*** INFORMATION ***

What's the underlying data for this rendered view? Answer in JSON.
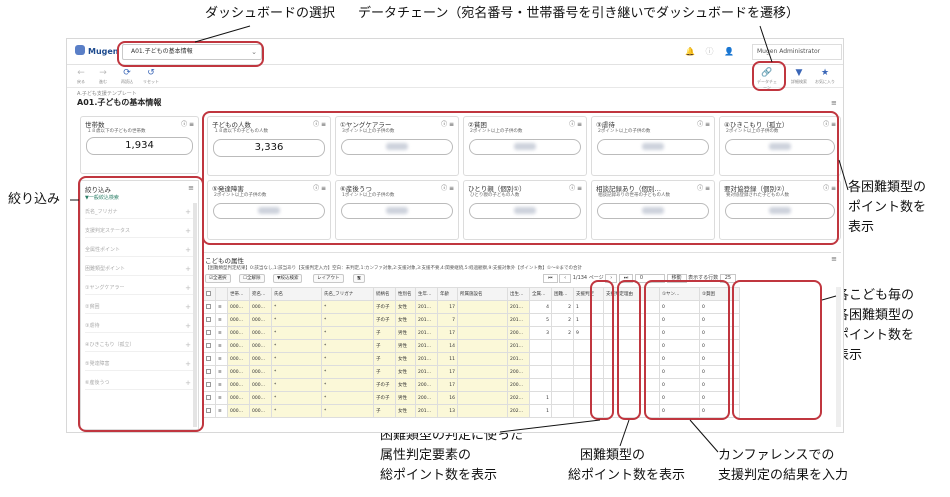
{
  "annotations": {
    "dashboard_select": "ダッシュボードの選択",
    "data_chain": "データチェーン（宛名番号・世帯番号を引き継いでダッシュボードを遷移）",
    "filter": "絞り込み",
    "difficulty_points_line1": "各困難類型の",
    "difficulty_points_line2": "ポイント数を",
    "difficulty_points_line3": "表示",
    "per_child_line1": "各こども毎の",
    "per_child_line2": "各困難類型の",
    "per_child_line3": "ポイント数を",
    "per_child_line4": "表示",
    "attr_points_line1": "困難類型の判定に使った",
    "attr_points_line2": "属性判定要素の",
    "attr_points_line3": "総ポイント数を表示",
    "type_points_line1": "困難類型の",
    "type_points_line2": "総ポイント数を表示",
    "conference_line1": "カンファレンスでの",
    "conference_line2": "支援判定の結果を入力"
  },
  "app": {
    "logo": "Mugen",
    "dashboard_value": "A01.子どもの基本情報",
    "user": "Mugen Administrator",
    "top_icons": "🔔 ⓘ 👤"
  },
  "toolbar": {
    "back": "戻る",
    "forward": "進む",
    "reload": "再読込",
    "reset": "リセット",
    "chain": "データチェーン",
    "detail_search": "詳細検索",
    "favorite": "お気に入り"
  },
  "breadcrumb": "A.子ども支援テンプレート",
  "page_title": "A01.子どもの基本情報",
  "cards": [
    {
      "title": "世帯数",
      "sub": "１８歳以下の子どもの世帯数",
      "value": "1,934"
    },
    {
      "title": "子どもの人数",
      "sub": "１８歳以下の子どもの人数",
      "value": "3,336"
    },
    {
      "title": "①ヤングケアラー",
      "sub": "3ポイント以上の子供の数",
      "value": ""
    },
    {
      "title": "②貧困",
      "sub": "2ポイント以上の子供の数",
      "value": ""
    },
    {
      "title": "③虐待",
      "sub": "2ポイント以上の子供の数",
      "value": ""
    },
    {
      "title": "④ひきこもり（孤立）",
      "sub": "2ポイント以上の子供の数",
      "value": ""
    },
    {
      "title": "⑤発達障害",
      "sub": "2ポイント以上の子供の数",
      "value": ""
    },
    {
      "title": "⑥産後うつ",
      "sub": "1ポイント以上の子供の数",
      "value": ""
    },
    {
      "title": "ひとり親（個別①）",
      "sub": "ひとり親の子どもの人数",
      "value": ""
    },
    {
      "title": "相談記録あり（個別…",
      "sub": "相談記録ありの世帯の子どもの人数",
      "value": ""
    },
    {
      "title": "要対協登録（個別②）",
      "sub": "要対協登録された子どもの人数",
      "value": ""
    }
  ],
  "filter": {
    "title": "絞り込み",
    "search": "▼一般絞込検索",
    "items": [
      "氏名_フリガナ",
      "支援判定ステータス",
      "全属性ポイント",
      "困難類型ポイント",
      "①ヤングケアラー",
      "②貧困",
      "③虐待",
      "④ひきこもり（孤立）",
      "⑤発達障害",
      "⑥産後うつ"
    ]
  },
  "attr": {
    "title": "こどもの属性",
    "legend": "【困難類型判定結果】0:該当なし,1:該当あり【支援判定入力】空白：未判定,1:カンファ対象,2:支援対象,3:支援不要,4:関要継続,5:経過観察,9:支援対象外【ポイント数】①～⑥までの合計",
    "buttons": [
      "☑全選択",
      "☐全解除",
      "▼絞込検索",
      "レイアウト",
      "🖫"
    ],
    "page_info": "1/134 ページ",
    "page_input": "0",
    "move": "移動",
    "rows_label": "表示する行数",
    "rows_value": "25",
    "columns": [
      "",
      "",
      "世帯…",
      "宛名…",
      "氏名",
      "氏名_フリガナ",
      "続柄名",
      "性別名",
      "生年…",
      "年齢",
      "所属施設名",
      "出生…",
      "全属…",
      "困難…",
      "支援判定",
      "支援判定理由",
      "①ヤン…",
      "②貧困"
    ],
    "rows": [
      [
        "000…",
        "000…",
        "*",
        "*",
        "子の子",
        "女性",
        "201…",
        "17",
        "",
        "201…",
        "4",
        "2",
        "1",
        "",
        "0",
        "0"
      ],
      [
        "000…",
        "000…",
        "*",
        "*",
        "子の子",
        "女性",
        "201…",
        "7",
        "",
        "201…",
        "5",
        "2",
        "1",
        "",
        "0",
        "0"
      ],
      [
        "000…",
        "000…",
        "*",
        "*",
        "子",
        "男性",
        "201…",
        "17",
        "",
        "200…",
        "3",
        "2",
        "9",
        "",
        "0",
        "0"
      ],
      [
        "000…",
        "000…",
        "*",
        "*",
        "子",
        "男性",
        "201…",
        "14",
        "",
        "201…",
        "",
        "",
        "",
        "",
        "0",
        "0"
      ],
      [
        "000…",
        "000…",
        "*",
        "*",
        "子",
        "女性",
        "201…",
        "11",
        "",
        "201…",
        "",
        "",
        "",
        "",
        "0",
        "0"
      ],
      [
        "000…",
        "000…",
        "*",
        "*",
        "子",
        "女性",
        "201…",
        "17",
        "",
        "200…",
        "",
        "",
        "",
        "",
        "0",
        "0"
      ],
      [
        "000…",
        "000…",
        "*",
        "*",
        "子の子",
        "女性",
        "200…",
        "17",
        "",
        "200…",
        "",
        "",
        "",
        "",
        "0",
        "0"
      ],
      [
        "000…",
        "000…",
        "*",
        "*",
        "子の子",
        "男性",
        "200…",
        "16",
        "",
        "202…",
        "1",
        "",
        "",
        "",
        "0",
        "0"
      ],
      [
        "000…",
        "000…",
        "*",
        "*",
        "子",
        "女性",
        "201…",
        "13",
        "",
        "202…",
        "1",
        "",
        "",
        "",
        "0",
        "0"
      ]
    ]
  }
}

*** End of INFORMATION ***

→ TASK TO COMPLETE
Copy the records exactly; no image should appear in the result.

→ TASK RESULT
What's the underlying data for this rendered view? Answer in JSON.
{
  "annotations": {
    "dashboard_select": "ダッシュボードの選択",
    "data_chain": "データチェーン（宛名番号・世帯番号を引き継いでダッシュボードを遷移）",
    "filter": "絞り込み",
    "difficulty_points_line1": "各困難類型の",
    "difficulty_points_line2": "ポイント数を",
    "difficulty_points_line3": "表示",
    "per_child_line1": "各こども毎の",
    "per_child_line2": "各困難類型の",
    "per_child_line3": "ポイント数を",
    "per_child_line4": "表示",
    "attr_points_line1": "困難類型の判定に使った",
    "attr_points_line2": "属性判定要素の",
    "attr_points_line3": "総ポイント数を表示",
    "type_points_line1": "困難類型の",
    "type_points_line2": "総ポイント数を表示",
    "conference_line1": "カンファレンスでの",
    "conference_line2": "支援判定の結果を入力"
  },
  "app": {
    "logo": "Mugen",
    "dashboard_value": "A01.子どもの基本情報",
    "user": "Mugen Administrator",
    "top_icons": "🔔 ⓘ 👤"
  },
  "toolbar": {
    "back": "戻る",
    "forward": "進む",
    "reload": "再読込",
    "reset": "リセット",
    "chain": "データチェーン",
    "detail_search": "詳細検索",
    "favorite": "お気に入り"
  },
  "breadcrumb": "A.子ども支援テンプレート",
  "page_title": "A01.子どもの基本情報",
  "cards": [
    {
      "title": "世帯数",
      "sub": "１８歳以下の子どもの世帯数",
      "value": "1,934"
    },
    {
      "title": "子どもの人数",
      "sub": "１８歳以下の子どもの人数",
      "value": "3,336"
    },
    {
      "title": "①ヤングケアラー",
      "sub": "3ポイント以上の子供の数",
      "value": ""
    },
    {
      "title": "②貧困",
      "sub": "2ポイント以上の子供の数",
      "value": ""
    },
    {
      "title": "③虐待",
      "sub": "2ポイント以上の子供の数",
      "value": ""
    },
    {
      "title": "④ひきこもり（孤立）",
      "sub": "2ポイント以上の子供の数",
      "value": ""
    },
    {
      "title": "⑤発達障害",
      "sub": "2ポイント以上の子供の数",
      "value": ""
    },
    {
      "title": "⑥産後うつ",
      "sub": "1ポイント以上の子供の数",
      "value": ""
    },
    {
      "title": "ひとり親（個別①）",
      "sub": "ひとり親の子どもの人数",
      "value": ""
    },
    {
      "title": "相談記録あり（個別…",
      "sub": "相談記録ありの世帯の子どもの人数",
      "value": ""
    },
    {
      "title": "要対協登録（個別②）",
      "sub": "要対協登録された子どもの人数",
      "value": ""
    }
  ],
  "filter": {
    "title": "絞り込み",
    "search": "▼一般絞込検索",
    "items": [
      "氏名_フリガナ",
      "支援判定ステータス",
      "全属性ポイント",
      "困難類型ポイント",
      "①ヤングケアラー",
      "②貧困",
      "③虐待",
      "④ひきこもり（孤立）",
      "⑤発達障害",
      "⑥産後うつ"
    ]
  },
  "attr": {
    "title": "こどもの属性",
    "legend": "【困難類型判定結果】0:該当なし,1:該当あり【支援判定入力】空白：未判定,1:カンファ対象,2:支援対象,3:支援不要,4:関要継続,5:経過観察,9:支援対象外【ポイント数】①～⑥までの合計",
    "buttons": [
      "☑全選択",
      "☐全解除",
      "▼絞込検索",
      "レイアウト",
      "🖫"
    ],
    "page_info": "1/134 ページ",
    "page_input": "0",
    "move": "移動",
    "rows_label": "表示する行数",
    "rows_value": "25",
    "columns": [
      "",
      "",
      "世帯…",
      "宛名…",
      "氏名",
      "氏名_フリガナ",
      "続柄名",
      "性別名",
      "生年…",
      "年齢",
      "所属施設名",
      "出生…",
      "全属…",
      "困難…",
      "支援判定",
      "支援判定理由",
      "①ヤン…",
      "②貧困"
    ],
    "rows": [
      [
        "000…",
        "000…",
        "*",
        "*",
        "子の子",
        "女性",
        "201…",
        "17",
        "",
        "201…",
        "4",
        "2",
        "1",
        "",
        "0",
        "0"
      ],
      [
        "000…",
        "000…",
        "*",
        "*",
        "子の子",
        "女性",
        "201…",
        "7",
        "",
        "201…",
        "5",
        "2",
        "1",
        "",
        "0",
        "0"
      ],
      [
        "000…",
        "000…",
        "*",
        "*",
        "子",
        "男性",
        "201…",
        "17",
        "",
        "200…",
        "3",
        "2",
        "9",
        "",
        "0",
        "0"
      ],
      [
        "000…",
        "000…",
        "*",
        "*",
        "子",
        "男性",
        "201…",
        "14",
        "",
        "201…",
        "",
        "",
        "",
        "",
        "0",
        "0"
      ],
      [
        "000…",
        "000…",
        "*",
        "*",
        "子",
        "女性",
        "201…",
        "11",
        "",
        "201…",
        "",
        "",
        "",
        "",
        "0",
        "0"
      ],
      [
        "000…",
        "000…",
        "*",
        "*",
        "子",
        "女性",
        "201…",
        "17",
        "",
        "200…",
        "",
        "",
        "",
        "",
        "0",
        "0"
      ],
      [
        "000…",
        "000…",
        "*",
        "*",
        "子の子",
        "女性",
        "200…",
        "17",
        "",
        "200…",
        "",
        "",
        "",
        "",
        "0",
        "0"
      ],
      [
        "000…",
        "000…",
        "*",
        "*",
        "子の子",
        "男性",
        "200…",
        "16",
        "",
        "202…",
        "1",
        "",
        "",
        "",
        "0",
        "0"
      ],
      [
        "000…",
        "000…",
        "*",
        "*",
        "子",
        "女性",
        "201…",
        "13",
        "",
        "202…",
        "1",
        "",
        "",
        "",
        "0",
        "0"
      ]
    ]
  }
}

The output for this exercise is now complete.